▶ [Exercise aim]: In the entries below, count each line where "клиента" appears. Give the total and nothing more.

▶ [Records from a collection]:
++++++
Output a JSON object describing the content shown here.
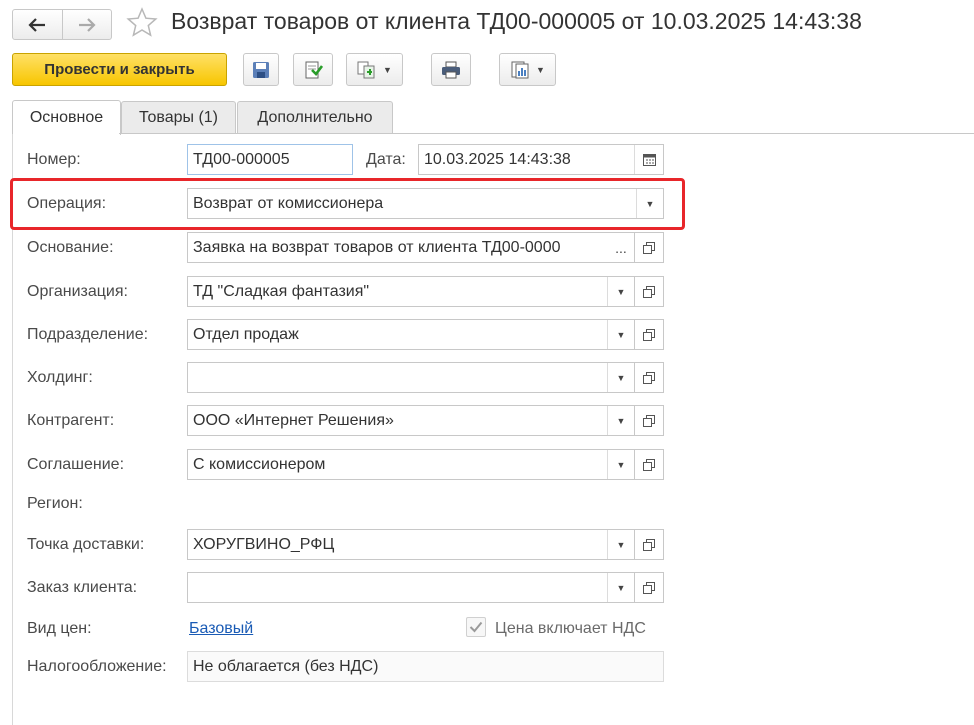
{
  "window": {
    "title": "Возврат товаров от клиента ТД00-000005 от 10.03.2025 14:43:38"
  },
  "toolbar": {
    "post_and_close_label": "Провести и закрыть"
  },
  "tabs": [
    {
      "label": "Основное",
      "active": true
    },
    {
      "label": "Товары (1)",
      "active": false
    },
    {
      "label": "Дополнительно",
      "active": false
    }
  ],
  "form": {
    "number_label": "Номер:",
    "number_value": "ТД00-000005",
    "date_label": "Дата:",
    "date_value": "10.03.2025 14:43:38",
    "operation_label": "Операция:",
    "operation_value": "Возврат от комиссионера",
    "basis_label": "Основание:",
    "basis_value": "Заявка на возврат товаров от клиента ТД00-0000",
    "basis_ellipsis": "...",
    "organization_label": "Организация:",
    "organization_value": "ТД \"Сладкая фантазия\"",
    "department_label": "Подразделение:",
    "department_value": "Отдел продаж",
    "holding_label": "Холдинг:",
    "holding_value": "",
    "counterparty_label": "Контрагент:",
    "counterparty_value": "ООО «Интернет Решения»",
    "agreement_label": "Соглашение:",
    "agreement_value": "С комиссионером",
    "region_label": "Регион:",
    "delivery_point_label": "Точка доставки:",
    "delivery_point_value": "ХОРУГВИНО_РФЦ",
    "client_order_label": "Заказ клиента:",
    "client_order_value": "",
    "price_type_label": "Вид цен:",
    "price_type_value": "Базовый",
    "price_includes_vat_label": "Цена включает НДС",
    "price_includes_vat_checked": true,
    "taxation_label": "Налогообложение:",
    "taxation_value": "Не облагается (без НДС)"
  },
  "colors": {
    "accent_button": "#f7c600",
    "highlight_frame": "#e8262a",
    "link": "#1a5bb5"
  }
}
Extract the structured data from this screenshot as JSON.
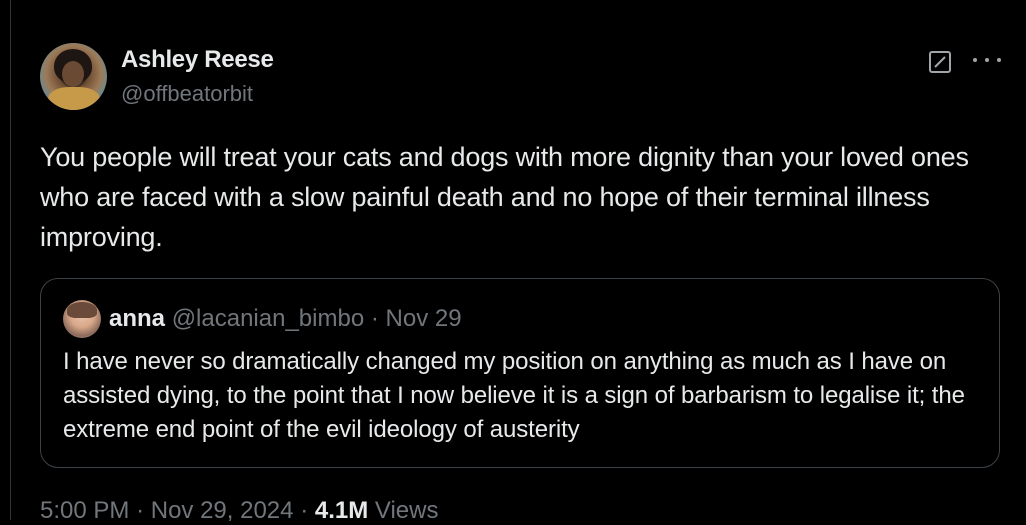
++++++
▶ [Task solution]: 3